I am now happy in my lunarcy educational status and can tell that a crescent moon concave to the left is waxing while conversely a crescent moon concave to the right is on the way out. And gibbous simply means that the moon phase is between half and full! Watch out for future references to ‘sailing under a gibbous moon’ now I know what I’m talking about.
It is very nice to know all about the phases of the moon, but why worry? The main practical sailing implication of the moon phase is, of course, the state of the tide. Spring tides, with a larger range, fill our shores just after a full or new moon. The lesser highs and lows of neap tides are seen around a half moon. In our own Welsh cruising ground around Milford Haven, an adverse spring tide current can take our speed over the ground down to a knot or two. Conversely, time it right with a fair current and passage times can be slashed. Spring and neap tides also maintain their same times of day – we find it useful to know that at Neyland morning neap high tides occur at around 11am, while spring high tides keep to 6am or thereabouts. With a cill limiting access to our berth to 3hrs either side of high tide, we need an earlier marina departure on a spring tide to be away by 9am, whilst our Sunday evening return can be late in the afternoon. During neap tides, we can have a Saturday lie-in but are unable to return on Sunday until 8pm – rather late with a 3hr drive at the end, so we generally choose to cross the cill by 2pm. The moon makes us choose between an early start with a longer weekend sail, or a lie-in and an early return. In between full and half moon, of course, we have to check the tide tables!
So, watch the moon as it sails gaily through the night (and sometimes day) skies.
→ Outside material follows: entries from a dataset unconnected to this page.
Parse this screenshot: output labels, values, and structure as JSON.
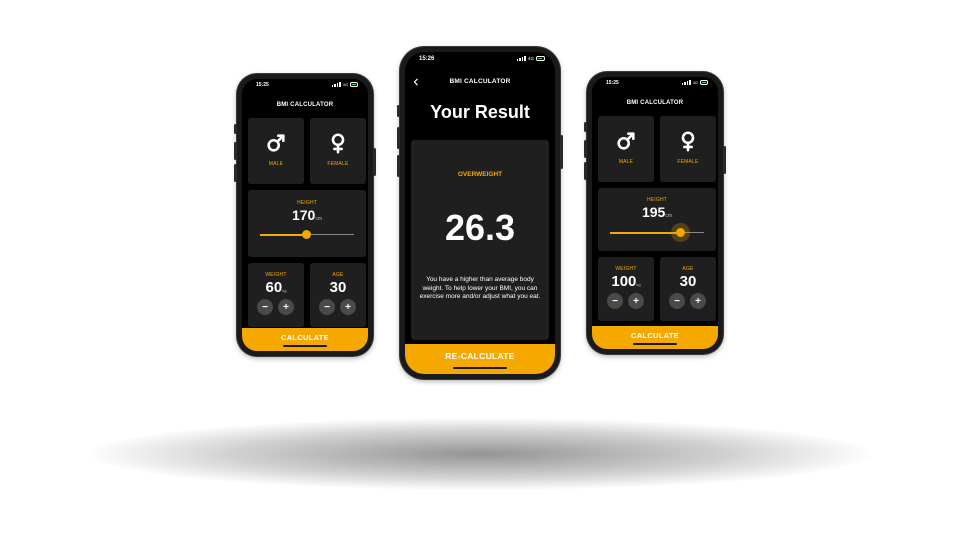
{
  "left_phone": {
    "status_time": "15:25",
    "status_network": "4G",
    "title": "BMI CALCULATOR",
    "male_label": "MALE",
    "female_label": "FEMALE",
    "height_label": "HEIGHT",
    "height_value": "170",
    "height_unit": "cm",
    "height_slider_fraction": 0.5,
    "weight_label": "WEIGHT",
    "weight_value": "60",
    "weight_unit": "kg",
    "age_label": "AGE",
    "age_value": "30",
    "minus": "−",
    "plus": "+",
    "calculate_label": "CALCULATE"
  },
  "center_phone": {
    "status_time": "15:26",
    "status_network": "4G",
    "title": "BMI CALCULATOR",
    "back_icon": "chevron-left-icon",
    "result_heading": "Your Result",
    "result_category": "OVERWEIGHT",
    "bmi_value": "26.3",
    "advice": "You have a higher than average body weight. To help lower your BMI, you can exercise more and/or adjust what you eat.",
    "recalculate_label": "RE-CALCULATE"
  },
  "right_phone": {
    "status_time": "15:25",
    "status_network": "4G",
    "title": "BMI CALCULATOR",
    "male_label": "MALE",
    "female_label": "FEMALE",
    "height_label": "HEIGHT",
    "height_value": "195",
    "height_unit": "cm",
    "height_slider_fraction": 0.75,
    "weight_label": "WEIGHT",
    "weight_value": "100",
    "weight_unit": "kg",
    "age_label": "AGE",
    "age_value": "30",
    "minus": "−",
    "plus": "+",
    "calculate_label": "CALCULATE"
  },
  "colors": {
    "accent": "#f5a800",
    "card": "#1f1f1f",
    "background": "#000000",
    "battery": "#3ddc5f"
  }
}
A little thought and application can make the tide tables a less thumbed publication, and you will feel more attuned to nature.